WORK ORDER: Check every line of the entries below for the word "form", and copy the ones that have it.

EXERCISE INPUTS:
###
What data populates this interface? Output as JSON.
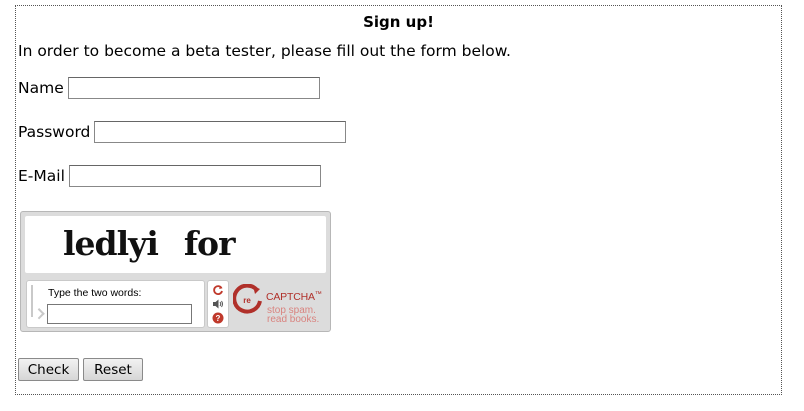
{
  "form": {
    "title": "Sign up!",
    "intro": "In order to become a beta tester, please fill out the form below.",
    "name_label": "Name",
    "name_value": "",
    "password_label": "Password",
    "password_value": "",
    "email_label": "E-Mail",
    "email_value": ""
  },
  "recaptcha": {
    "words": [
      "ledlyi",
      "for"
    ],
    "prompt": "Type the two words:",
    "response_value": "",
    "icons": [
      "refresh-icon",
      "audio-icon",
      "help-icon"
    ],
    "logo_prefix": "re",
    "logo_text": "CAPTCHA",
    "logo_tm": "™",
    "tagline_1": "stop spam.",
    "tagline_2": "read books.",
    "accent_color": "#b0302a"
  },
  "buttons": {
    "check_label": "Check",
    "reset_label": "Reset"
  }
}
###
EXERCISE RESPONSE:
  "form": {
    "intro": "In order to become a beta tester, please fill out the form below.",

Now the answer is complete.